Homer wrote about it first in The Iliad, and Don Winslow openly borrows the theme of a stunningly gorgeous woman causing a war. In “City on Fire,” the war is between two sets of mobsters; the Irish mob and the Italian mob, who heretofore had enjoyed a tenuous peace. That peace ends when the lovely Pam is introduced as she emerges from the ocean like Aphrodite, beautiful beyond description. Everyone notices her beauty, and the beginning sentences in the novel say it all, “(S)he’s real and she’s going to be trouble. Women that beautiful usually are.”
And yes, we soon see through the eyes of main character Danny Ryan that as Pam leaves the Italian mobster Paulie for the Irish Liam, son of the head of the group, it’s going to be the start of a war. Danny doesn’t really want any part of the incipient violence. After all, his father, once head of the Irish mob, has been sidelined. Now John Murphy runs the group, and his second in command is his son Pat. Danny is married to Murphy’s daughter Terri, but that hasn’t meant that he’s been given a place at the table.
I admit that this is the first book by Winslow that I’ve read. I found that I quickly got into the rhythm of his narrative. Although the story is told in third person narrative, Winslow shares Danny’s thoughts in first person, without quotation marks, and it works quite well. It makes us feel closely connected to Danny, and we soon realize that although he’s connected to mobsters, the son of a mobster, and married to the daughter of the head of the mob, he is often more rigidly moral than the others. Of course, we are talking about the mob, so that’s not an extremely high standard. We soon see that while Danny might not have formal training or education, his ability to think critically is important as he navigates a path through opposing mobs, law enforcement, family ties that bind him, and a family he’d do anything to protect.
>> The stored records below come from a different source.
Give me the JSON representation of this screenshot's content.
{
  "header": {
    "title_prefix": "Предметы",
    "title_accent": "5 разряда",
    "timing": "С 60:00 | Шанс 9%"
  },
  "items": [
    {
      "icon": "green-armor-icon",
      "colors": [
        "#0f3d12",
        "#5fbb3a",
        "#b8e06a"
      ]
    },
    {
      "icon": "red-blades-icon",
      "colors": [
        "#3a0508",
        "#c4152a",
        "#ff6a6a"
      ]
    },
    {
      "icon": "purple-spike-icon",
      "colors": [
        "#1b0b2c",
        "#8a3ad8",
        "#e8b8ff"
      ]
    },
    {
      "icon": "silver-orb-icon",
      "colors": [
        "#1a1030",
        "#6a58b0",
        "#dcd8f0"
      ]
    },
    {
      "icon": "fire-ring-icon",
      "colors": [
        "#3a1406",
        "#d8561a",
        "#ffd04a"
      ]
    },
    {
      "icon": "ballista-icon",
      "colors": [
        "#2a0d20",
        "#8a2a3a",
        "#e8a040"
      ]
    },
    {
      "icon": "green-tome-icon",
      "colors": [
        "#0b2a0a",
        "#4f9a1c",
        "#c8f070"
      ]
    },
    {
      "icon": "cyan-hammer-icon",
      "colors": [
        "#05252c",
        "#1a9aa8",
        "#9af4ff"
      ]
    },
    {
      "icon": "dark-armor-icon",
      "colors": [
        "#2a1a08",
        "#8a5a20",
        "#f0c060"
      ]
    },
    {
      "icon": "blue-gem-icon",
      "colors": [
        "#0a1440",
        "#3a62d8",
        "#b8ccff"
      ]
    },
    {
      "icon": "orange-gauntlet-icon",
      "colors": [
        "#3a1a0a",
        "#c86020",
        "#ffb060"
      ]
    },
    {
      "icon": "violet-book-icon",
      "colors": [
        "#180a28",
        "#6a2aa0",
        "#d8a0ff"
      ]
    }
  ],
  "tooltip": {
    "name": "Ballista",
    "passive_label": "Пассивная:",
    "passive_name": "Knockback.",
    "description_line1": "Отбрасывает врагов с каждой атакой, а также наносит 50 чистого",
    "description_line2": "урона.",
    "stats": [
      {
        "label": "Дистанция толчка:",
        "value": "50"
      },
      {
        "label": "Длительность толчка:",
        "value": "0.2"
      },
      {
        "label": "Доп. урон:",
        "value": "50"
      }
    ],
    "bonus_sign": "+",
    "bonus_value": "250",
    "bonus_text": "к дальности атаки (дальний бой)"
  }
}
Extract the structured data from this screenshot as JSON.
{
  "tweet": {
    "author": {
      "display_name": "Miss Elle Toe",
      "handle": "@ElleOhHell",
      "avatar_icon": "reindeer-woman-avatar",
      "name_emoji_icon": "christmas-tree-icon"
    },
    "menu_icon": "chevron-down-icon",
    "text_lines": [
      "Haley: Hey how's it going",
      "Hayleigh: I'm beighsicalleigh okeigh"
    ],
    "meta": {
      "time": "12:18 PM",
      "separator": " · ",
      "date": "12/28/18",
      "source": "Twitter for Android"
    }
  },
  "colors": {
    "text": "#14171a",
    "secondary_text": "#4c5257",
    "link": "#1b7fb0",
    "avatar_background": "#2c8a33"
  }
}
Retribution is an important part of life in the mob, and there is example after example, murder after murder, to get revenge for a slight, for a disrespectful word or action. And while Danny resents that he is not the heir to his father’s empire, a lost empire, he accepts that John Murphy is now the head. But there is that kernel of bitterness that eats at him because of the daily slights he experiences at the hands of his wife’s family. It’s only when the war begins, and the Murphys seem unable to control what is happening, that Danny’s strength becomes clear. It’s then that he steps up to make important decisions and shape important events.
Against his actions are the pathetic missteps of Liam, one of John Murphy’s sons. Liam, the weak son, the one who couldn’t leave Pam alone, the one who started the war but had no idea how to end it. For a book about a violent topic and crude characters, Winslow’s writing is beautiful, veritably filled with imagery. We read about John Murphy holding court in the back room of his bar. They plot. “Conspiracies that go nowhere, Danny thinks, dreams that are stillborn. John Murphy is the king of an empire that died a long time ago. The light of a long-dead star.”
The city of Providence, Rhode Island, is the location for much of the action. According to Winslow, it’s a gray city. And after someone close to Danny dies, the city is “gray as grief.” There are poetic turns of phrase, and there’s humor. When the Irish are considering joining forces with the Black mobsters, they dine together. It’s where Danny’s intelligence shines and where Winslow’s ability to write with humor is apparent.
The ending of this first book is very satisfying, and it cements our vision of Winslow’s hero: Danny, who will do the right thing no matter how difficult, and ride into the sunset to slay dragons with his bare hands. And those who know him follow him into that unknown, trusting that he will prevail.
Please note: This review is based on the final, hardcover book provided by William Morrow, the publisher, for review purposes.